Islander’s car fully loaded with happy recollections
The Springtime Yellow paint is a little faded. There are door dings here and rusty spots there. It’s apt to stall on takeoff and is cantankerous about starting. It burns a little oil. None of that matters, though. Trudy Deen Davis’ 1966 Mustang convertible is a most cherished heirloom and the official vehicle of fond family memories.
Davis’ parents bought the car new in June 1966 for $1,663.
The car is about as close to original as they come, right to down to the original Maher Bros. dealer sticker above the back bumper.
The car apparently outlasted the dealership, which may have been a feat, because it survived two teenage drivers.
Davis’ mother drove it for years, but then her sister got it at 16 and drove it all through high school. Then Davis got it and drove it all through high school and college.
It sat for years unused, even spent time in the “barn” of classic-car legend.
Davis inherited the car about 13 years ago as part of her parents’ estate.
“All I wanted was the car,” she said.
The Mustang came equipped with Ford’s venerable 289 cubic inch V8, four-barrel carburetor and three-speed automatic transmission. Davis recalls that it came with a single exhaust system, but her mother demanded an upgrade. It’s sporting twin pipes and glass packs now.
“The dual exhaust is my favorite part,” Davis said. “It sounds like you’re going fast, even when you’re not.”
Aside from the exhaust upgrade, which is as old as the car, and a new convertible top, the Mustang has never had any major work.
A college sorority sticker on one window, the tassel from a high school graduation cap that hangs from the center mirror and one of those windowsill cup holders are about the only custom parts installed.

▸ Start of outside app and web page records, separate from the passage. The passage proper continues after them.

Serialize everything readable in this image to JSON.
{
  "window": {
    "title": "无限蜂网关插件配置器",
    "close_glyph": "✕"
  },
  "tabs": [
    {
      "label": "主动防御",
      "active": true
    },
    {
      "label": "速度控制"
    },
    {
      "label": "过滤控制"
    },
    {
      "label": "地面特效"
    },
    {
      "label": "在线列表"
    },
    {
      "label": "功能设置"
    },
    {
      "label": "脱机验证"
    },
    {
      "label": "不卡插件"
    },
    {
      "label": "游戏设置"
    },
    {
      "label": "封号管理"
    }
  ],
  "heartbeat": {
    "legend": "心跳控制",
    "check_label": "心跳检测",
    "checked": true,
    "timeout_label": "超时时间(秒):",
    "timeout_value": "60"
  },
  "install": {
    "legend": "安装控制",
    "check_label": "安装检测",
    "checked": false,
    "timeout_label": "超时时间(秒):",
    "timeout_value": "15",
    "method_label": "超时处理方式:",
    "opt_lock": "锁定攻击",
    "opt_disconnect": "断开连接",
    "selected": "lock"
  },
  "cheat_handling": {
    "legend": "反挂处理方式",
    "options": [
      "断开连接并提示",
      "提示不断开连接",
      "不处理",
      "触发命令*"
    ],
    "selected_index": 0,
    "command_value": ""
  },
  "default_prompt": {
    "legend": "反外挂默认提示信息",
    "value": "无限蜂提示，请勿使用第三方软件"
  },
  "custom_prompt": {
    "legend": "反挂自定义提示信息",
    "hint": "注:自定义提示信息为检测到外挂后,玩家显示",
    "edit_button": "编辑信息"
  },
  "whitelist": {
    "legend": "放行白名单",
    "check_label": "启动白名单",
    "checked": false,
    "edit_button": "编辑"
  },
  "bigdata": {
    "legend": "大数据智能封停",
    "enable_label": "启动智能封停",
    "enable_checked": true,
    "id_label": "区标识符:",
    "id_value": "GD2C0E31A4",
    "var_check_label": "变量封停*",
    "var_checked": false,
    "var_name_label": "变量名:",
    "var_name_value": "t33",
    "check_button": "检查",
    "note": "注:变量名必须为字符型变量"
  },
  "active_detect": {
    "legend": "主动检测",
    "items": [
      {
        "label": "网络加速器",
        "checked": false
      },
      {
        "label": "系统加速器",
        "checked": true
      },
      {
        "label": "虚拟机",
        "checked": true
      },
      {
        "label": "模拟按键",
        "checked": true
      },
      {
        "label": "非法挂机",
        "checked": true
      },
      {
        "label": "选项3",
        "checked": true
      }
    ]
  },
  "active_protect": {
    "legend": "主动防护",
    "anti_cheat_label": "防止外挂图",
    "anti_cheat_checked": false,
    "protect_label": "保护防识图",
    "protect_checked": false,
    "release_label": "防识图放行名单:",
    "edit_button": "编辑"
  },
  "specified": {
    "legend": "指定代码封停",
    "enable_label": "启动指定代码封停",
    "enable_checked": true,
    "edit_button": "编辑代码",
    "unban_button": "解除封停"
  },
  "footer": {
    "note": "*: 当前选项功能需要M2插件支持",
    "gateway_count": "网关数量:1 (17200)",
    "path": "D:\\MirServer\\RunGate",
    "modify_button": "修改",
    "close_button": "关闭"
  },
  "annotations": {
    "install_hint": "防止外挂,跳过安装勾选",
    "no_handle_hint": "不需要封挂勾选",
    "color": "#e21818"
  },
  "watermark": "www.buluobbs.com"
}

While Davis says it’s the rumble of those eight cylinders she likes best about the car, you get the idea that’s not really true.
What she talks about is the family trip to Florida in 1968; she, her sister, Mom and 6-foot-plus Dad all folded into the Mustang for 1,000 miles or so.
She talks about high school, having lots of friends and driving a Springtime Yellow convertible that sounds like it’s going fast, even when it’s not.
“We’d all pile into it after football games; see how many people we could get in,” Davis said. “I have high school friends who still ask me how the car’s doing.”
The Mustang still works for a living, but only part-time these days. Davis drives it when her SUV is in the shop and it makes trips to the Poop Deck on nice summer weekends.
The Mustang could use a little work, but Davis is very particular about who she’ll let do that. It’s not just a car, after all, it’s a vessel carrying a lifetime of family memories with a long road ahead.
One day, she’ll pass the Mustang down to her son; it’s already in her will.